Project description:In this study, we investigate differences in tuberculosis (TB) treatment outcomes between urban and rural India and estimate their impact on epidemiological outcomes such as TB incidence, prevalence and mortality using a mathematical model of TB transmission dynamics. Publicly available district-level treatment outcomes data for new and previously treated TB cases was analyzed in conjunction with census data providing the proportion of urban population in each district to determine the effect of urbanity/rurality on treatment outcomes. Districts were grouped in clusters based on the proportion of urban population in each district, wherein the clusters were identified by applying machine learning methods. Regression analyses revealed that average treatment success rates among both new and previously treated cases decline with increase in the proportion of urban population in a district cluster, with substantially sharper declines in treatment success rates with degree of urbanity observed for previously treated cases.
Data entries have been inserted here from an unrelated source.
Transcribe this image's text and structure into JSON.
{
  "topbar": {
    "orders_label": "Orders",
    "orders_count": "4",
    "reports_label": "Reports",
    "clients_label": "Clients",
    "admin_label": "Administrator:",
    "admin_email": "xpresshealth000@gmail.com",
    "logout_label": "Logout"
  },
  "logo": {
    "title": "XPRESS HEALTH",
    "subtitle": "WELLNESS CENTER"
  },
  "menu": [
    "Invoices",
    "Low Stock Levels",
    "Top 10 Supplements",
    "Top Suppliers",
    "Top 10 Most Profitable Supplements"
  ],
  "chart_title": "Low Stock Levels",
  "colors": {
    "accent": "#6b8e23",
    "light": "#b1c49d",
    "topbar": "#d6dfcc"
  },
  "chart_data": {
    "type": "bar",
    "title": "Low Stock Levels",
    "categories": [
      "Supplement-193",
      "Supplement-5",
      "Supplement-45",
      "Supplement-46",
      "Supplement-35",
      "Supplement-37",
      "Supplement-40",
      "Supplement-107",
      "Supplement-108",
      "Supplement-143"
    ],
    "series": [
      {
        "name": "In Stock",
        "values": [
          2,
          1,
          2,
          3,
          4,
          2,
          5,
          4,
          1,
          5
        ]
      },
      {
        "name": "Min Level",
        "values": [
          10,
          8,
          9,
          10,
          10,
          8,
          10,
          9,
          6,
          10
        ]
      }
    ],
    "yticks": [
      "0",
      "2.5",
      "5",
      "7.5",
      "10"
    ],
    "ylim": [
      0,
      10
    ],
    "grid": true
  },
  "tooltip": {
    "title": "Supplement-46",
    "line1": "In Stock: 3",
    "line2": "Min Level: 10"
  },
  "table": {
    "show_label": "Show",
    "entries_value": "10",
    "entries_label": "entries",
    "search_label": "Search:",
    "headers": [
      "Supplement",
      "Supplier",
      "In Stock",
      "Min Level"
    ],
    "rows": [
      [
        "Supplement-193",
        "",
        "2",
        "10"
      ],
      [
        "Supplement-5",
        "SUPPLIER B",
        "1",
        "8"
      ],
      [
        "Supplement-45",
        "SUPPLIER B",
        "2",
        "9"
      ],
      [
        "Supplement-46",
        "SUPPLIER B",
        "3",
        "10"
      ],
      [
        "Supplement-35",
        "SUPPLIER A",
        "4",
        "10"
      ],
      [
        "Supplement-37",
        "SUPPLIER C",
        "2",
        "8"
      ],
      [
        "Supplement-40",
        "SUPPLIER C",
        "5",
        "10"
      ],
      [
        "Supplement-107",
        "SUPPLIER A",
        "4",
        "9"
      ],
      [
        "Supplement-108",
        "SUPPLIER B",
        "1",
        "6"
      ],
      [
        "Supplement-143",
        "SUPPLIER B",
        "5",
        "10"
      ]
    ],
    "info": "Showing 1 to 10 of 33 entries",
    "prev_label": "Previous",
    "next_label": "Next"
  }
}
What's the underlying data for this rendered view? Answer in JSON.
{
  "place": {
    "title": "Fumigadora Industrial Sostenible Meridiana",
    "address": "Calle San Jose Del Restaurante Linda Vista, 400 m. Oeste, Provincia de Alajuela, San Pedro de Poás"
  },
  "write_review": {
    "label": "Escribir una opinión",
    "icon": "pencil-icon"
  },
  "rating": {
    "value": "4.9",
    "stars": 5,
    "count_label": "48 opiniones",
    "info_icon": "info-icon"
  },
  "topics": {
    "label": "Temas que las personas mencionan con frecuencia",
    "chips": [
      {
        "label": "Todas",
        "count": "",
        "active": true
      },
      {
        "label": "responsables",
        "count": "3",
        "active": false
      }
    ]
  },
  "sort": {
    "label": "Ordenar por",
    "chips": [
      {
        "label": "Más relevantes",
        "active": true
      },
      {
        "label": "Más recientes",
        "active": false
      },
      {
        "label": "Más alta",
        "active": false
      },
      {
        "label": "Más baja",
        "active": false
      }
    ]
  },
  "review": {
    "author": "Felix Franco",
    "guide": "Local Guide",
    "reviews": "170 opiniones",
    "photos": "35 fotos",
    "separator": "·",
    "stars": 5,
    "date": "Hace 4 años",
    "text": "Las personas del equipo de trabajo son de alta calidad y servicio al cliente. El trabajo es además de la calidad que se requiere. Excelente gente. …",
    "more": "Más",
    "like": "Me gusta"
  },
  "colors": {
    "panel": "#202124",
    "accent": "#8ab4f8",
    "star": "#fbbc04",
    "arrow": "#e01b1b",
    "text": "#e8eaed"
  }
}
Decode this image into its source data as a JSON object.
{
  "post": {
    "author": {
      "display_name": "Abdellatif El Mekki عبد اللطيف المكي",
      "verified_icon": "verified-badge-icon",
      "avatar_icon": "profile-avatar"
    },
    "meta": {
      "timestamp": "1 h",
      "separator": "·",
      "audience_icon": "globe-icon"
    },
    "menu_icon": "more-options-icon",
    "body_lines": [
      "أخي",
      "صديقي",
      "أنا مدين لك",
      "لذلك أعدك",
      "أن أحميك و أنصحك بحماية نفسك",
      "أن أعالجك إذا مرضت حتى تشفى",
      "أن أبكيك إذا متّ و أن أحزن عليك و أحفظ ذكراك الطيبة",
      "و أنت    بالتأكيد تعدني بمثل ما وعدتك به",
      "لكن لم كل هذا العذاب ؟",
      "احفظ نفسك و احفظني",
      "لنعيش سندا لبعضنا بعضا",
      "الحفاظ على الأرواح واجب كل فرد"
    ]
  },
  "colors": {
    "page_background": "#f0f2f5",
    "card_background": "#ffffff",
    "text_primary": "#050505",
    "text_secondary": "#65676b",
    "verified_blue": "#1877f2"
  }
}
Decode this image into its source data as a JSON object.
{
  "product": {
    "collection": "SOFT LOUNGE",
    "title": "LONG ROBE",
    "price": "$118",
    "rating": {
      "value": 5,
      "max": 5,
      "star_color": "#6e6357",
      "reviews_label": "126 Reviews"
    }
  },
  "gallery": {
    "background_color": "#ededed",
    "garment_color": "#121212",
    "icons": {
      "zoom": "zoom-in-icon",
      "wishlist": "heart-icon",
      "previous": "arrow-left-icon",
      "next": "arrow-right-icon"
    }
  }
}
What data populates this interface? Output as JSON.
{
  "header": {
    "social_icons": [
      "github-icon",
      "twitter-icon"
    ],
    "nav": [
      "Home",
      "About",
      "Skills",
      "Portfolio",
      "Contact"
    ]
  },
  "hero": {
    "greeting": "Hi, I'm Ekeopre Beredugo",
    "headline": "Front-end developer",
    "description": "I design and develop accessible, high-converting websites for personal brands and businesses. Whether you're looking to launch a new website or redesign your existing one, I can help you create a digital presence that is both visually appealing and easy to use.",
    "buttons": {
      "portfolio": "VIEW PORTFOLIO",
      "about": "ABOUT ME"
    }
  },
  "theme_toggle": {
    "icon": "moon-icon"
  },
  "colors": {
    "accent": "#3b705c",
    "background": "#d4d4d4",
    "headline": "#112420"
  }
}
The impact of differences in treatment outcomes on epidemiological outcomes was estimated using a dynamic transmission model developed for this purpose. For example, the cluster with highest treatment success rates is projected to have an average of 3.2% fewer deaths per 100,000 population in comparison with the national average across 2019-24, and the cluster with the lowest treatment success rates has an average of 4.5% more deaths per 100,000 in comparison with the national average. We anticipate that these disparities in TB treatment outcomes and epidemiology between urban and rural India may motivate investigations into the associated causes and their redressal.